17 - Castor

Hey @DanH  - this is how we do this in our team (use batch macro with fake control param).

 

Given how common this need is - are you able to influence the team to get a simple order of ops into the product without having to use dummy batch macros and fake control param.    

 

Cc: @Treyson 

DanH
Alteryx
Alteryx

Hi @SeanAdams - I can't really speak to the road map in this regard. I've raised it with our Product Management team. I believe it's more complex than it appears, which is why it hasn't been developed so far.

 

Out of curiosity, what is your use case? 

SeanAdams
17 - Castor
17 - Castor

Hey @DanH 

 

There are many use cases that require order of operations:

- Loading dimension tables before loading fact tables

- Move a file into a different folder once the import is complete and successfully validated (standard ETL behaviour)

- Doing enrichments only after fully loading the dependant tables (for example - bring in updates on the client table and persist to the DB; then bring in the updates to the products table and persist in the DB; then the client product elligibility copied into the DB - only once you've done both of these can you run the enrichment process to create a new enriched table within the analytics DB.

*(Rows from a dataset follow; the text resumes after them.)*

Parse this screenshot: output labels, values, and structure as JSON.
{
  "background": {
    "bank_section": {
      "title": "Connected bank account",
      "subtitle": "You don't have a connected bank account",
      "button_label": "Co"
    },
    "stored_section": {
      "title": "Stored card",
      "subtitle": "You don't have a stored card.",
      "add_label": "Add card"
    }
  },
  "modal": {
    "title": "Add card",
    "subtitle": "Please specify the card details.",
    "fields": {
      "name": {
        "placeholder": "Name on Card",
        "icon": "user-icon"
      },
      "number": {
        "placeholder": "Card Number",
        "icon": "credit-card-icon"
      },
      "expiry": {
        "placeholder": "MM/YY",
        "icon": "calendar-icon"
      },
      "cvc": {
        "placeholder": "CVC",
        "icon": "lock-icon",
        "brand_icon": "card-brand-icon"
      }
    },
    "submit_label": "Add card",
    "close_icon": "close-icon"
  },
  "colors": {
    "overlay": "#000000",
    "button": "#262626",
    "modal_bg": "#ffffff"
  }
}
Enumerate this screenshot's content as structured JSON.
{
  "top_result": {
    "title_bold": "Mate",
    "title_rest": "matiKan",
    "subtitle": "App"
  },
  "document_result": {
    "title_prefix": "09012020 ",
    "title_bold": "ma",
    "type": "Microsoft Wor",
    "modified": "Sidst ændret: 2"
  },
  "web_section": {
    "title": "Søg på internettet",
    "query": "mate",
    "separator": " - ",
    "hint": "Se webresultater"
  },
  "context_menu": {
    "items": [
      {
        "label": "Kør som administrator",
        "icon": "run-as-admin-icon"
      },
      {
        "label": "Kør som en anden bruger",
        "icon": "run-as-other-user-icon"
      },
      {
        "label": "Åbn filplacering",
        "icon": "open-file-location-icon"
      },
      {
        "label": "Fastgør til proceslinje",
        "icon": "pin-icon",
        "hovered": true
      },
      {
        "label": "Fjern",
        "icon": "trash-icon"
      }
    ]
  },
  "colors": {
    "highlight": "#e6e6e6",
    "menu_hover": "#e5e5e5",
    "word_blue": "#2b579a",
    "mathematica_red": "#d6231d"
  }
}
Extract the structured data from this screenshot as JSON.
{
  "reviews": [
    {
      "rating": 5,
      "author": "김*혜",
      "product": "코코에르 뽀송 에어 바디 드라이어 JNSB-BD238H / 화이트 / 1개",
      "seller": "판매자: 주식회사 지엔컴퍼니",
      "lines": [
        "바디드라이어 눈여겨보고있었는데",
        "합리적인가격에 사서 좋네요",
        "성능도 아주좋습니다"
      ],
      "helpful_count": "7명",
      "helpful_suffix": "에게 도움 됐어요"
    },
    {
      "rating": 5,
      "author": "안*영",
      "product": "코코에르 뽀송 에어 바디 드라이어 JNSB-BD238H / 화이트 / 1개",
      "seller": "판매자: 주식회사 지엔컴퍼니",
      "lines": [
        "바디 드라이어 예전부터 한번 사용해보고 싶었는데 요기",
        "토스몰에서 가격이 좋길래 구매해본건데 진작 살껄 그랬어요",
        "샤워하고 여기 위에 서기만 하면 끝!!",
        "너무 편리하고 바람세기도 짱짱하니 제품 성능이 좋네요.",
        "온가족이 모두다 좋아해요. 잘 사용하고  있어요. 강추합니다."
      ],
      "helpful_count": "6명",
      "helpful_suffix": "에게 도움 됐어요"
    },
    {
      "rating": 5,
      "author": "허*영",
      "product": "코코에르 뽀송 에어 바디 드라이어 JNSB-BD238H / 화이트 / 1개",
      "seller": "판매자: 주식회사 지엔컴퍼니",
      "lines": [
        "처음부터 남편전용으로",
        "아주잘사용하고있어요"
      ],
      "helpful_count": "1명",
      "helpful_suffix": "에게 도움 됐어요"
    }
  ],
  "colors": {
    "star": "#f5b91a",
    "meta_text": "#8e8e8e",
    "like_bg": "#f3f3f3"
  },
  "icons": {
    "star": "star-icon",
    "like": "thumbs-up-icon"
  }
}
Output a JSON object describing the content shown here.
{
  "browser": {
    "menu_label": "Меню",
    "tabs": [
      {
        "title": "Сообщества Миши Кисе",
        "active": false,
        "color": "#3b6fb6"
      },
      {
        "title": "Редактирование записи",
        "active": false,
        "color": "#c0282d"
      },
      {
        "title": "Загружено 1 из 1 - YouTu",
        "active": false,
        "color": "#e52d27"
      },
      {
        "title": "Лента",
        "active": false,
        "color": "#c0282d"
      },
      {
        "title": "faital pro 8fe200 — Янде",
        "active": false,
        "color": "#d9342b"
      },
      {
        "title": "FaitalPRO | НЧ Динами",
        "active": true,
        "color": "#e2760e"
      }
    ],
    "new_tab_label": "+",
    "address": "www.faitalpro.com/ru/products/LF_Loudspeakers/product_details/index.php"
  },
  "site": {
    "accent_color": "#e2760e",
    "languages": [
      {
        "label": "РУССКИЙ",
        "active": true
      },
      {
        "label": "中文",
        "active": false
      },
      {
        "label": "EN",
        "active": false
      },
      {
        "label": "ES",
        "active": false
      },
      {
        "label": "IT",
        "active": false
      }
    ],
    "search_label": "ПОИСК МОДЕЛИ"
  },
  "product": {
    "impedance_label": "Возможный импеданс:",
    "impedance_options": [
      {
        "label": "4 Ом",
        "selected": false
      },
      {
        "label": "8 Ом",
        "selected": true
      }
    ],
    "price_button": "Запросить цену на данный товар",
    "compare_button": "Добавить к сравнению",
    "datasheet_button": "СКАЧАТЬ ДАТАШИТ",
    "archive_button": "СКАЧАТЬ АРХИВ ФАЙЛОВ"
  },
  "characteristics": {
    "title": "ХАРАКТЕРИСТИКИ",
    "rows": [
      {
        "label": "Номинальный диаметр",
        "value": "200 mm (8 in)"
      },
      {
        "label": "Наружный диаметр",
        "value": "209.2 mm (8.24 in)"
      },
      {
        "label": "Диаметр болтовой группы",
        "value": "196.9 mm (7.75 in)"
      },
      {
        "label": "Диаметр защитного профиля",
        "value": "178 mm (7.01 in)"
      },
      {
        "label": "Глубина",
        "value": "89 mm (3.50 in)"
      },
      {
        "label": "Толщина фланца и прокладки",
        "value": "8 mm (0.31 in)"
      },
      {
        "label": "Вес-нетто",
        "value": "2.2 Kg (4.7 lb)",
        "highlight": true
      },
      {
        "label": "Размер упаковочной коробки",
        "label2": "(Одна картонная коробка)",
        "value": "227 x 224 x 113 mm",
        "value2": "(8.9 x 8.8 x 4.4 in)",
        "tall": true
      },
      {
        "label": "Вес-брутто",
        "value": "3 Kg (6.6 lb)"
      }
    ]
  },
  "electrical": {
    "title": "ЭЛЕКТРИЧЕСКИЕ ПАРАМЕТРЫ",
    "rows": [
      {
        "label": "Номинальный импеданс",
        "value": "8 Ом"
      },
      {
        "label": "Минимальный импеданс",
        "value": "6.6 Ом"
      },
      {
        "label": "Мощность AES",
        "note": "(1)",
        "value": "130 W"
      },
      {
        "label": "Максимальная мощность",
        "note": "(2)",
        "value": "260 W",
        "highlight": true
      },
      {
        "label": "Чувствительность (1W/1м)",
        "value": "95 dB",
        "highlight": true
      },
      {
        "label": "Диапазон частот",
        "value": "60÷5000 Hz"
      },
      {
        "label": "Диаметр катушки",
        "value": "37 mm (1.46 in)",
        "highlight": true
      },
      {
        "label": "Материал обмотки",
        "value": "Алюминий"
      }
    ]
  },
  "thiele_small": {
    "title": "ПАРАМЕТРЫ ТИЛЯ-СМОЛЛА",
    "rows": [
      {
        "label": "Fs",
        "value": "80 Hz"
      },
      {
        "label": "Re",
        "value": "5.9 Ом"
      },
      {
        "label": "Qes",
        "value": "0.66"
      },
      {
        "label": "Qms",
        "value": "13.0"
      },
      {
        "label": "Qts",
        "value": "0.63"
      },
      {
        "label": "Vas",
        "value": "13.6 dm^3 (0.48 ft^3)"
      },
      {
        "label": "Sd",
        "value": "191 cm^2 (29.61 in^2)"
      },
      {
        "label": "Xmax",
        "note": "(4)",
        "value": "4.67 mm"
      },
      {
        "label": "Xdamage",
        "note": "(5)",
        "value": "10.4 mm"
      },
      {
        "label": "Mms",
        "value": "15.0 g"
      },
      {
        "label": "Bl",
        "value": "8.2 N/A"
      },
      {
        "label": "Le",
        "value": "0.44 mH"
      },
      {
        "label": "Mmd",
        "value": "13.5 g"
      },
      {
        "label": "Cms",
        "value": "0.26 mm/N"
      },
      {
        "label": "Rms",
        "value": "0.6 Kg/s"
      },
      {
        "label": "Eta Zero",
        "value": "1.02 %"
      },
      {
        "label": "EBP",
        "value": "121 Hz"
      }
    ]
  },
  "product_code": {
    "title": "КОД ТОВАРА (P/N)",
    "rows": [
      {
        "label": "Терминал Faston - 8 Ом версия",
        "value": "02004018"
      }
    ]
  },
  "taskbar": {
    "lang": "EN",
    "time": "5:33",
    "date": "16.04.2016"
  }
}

- Running a reindex; and statistics update once all the fact & dimension tables loads are done

 

In terms of complexity - I must admit I'm a little surprised - if it can be done with a fake batch macro and a fake control param, then an easy way to implement this would be to use this same behaviour as already exists but without the requirement to do the batch / control param bits (in other words - this is just a strip-down of batch macros to a batch of 1 with no control param, you already have the capability).

Michael_Draper
6 - Meteoroid

I, too, would be interested in a more simple solution to this problem. My use cases typically involve workflows that have modular pieces with intermediate datasets. Here is an example mocked up:

 

Michael_Draper_0-1598907778196.png

This is a process that repeats regularly, but sometimes I want to run the whole thing (say, monthly) and sometimes I can save time and run only the "step 2" container (say, weekly). If, however, I run the whole thing and the input in "step 2" runs before the output at the end of step 1 completes, I would inadvertently be using an older copy of the intermediate data set.

 

In your example workflow you mention Tool ID's as one potential way to control order of operations (although you mention limitations). How does that work? I can see that batch macros will work (I think chained analytic apps would also get the desired result), but this is a common scenario I am running into and those solutions are a little more cumbersome than I am hoping for. Wondering if there's a better way. Thanks!

mutama
Alteryx
Alteryx

Hi @Michael_Draper ,

 

Have you tried using Crew Macros’ Parallel Block Until Done tool? See here for a detailed walkthrough of its logic: https://www.bigmountainanalytics.com/control-the-order-of-operations-in-alteryx/

 

Best,

Michael Utama

Michael_Draper
6 - Meteoroid

Thanks for the response @mutama. I have been able to use the parallel block until done in certain situations, but it still does not handle all use cases.

 

As an example, the linked article handles the situation where we want to input data before we overwrite it, but we still have no easy way to write over a data set before we input it. Maybe that is not common or not best practice, but none of the block until done tools will work on tools without an input connector, to my knowledge. I've also run into trouble here with In-DB tools, where I want certain SQL blocks to run after others, without necessarily having them all connect in-line with tools (such as having multiple "Connect In-DB" tools).

 

Currently I break workflows out into multiple files and use the Crew Runner macros to achieve this. Which works, but a native solution would be nicer. I still believe there has to be a better way. Maybe a different kind of container that acts like a batch macro? It would essentially be the batch macro hack demonstrated by OP, but packaged in a way that all the tools can appear in the same workflow. The container itself would have an input connection that only waits for data (does not actually do anything with that data/this is your dummy control parameter) to begin running the tools inside it. Just a thought.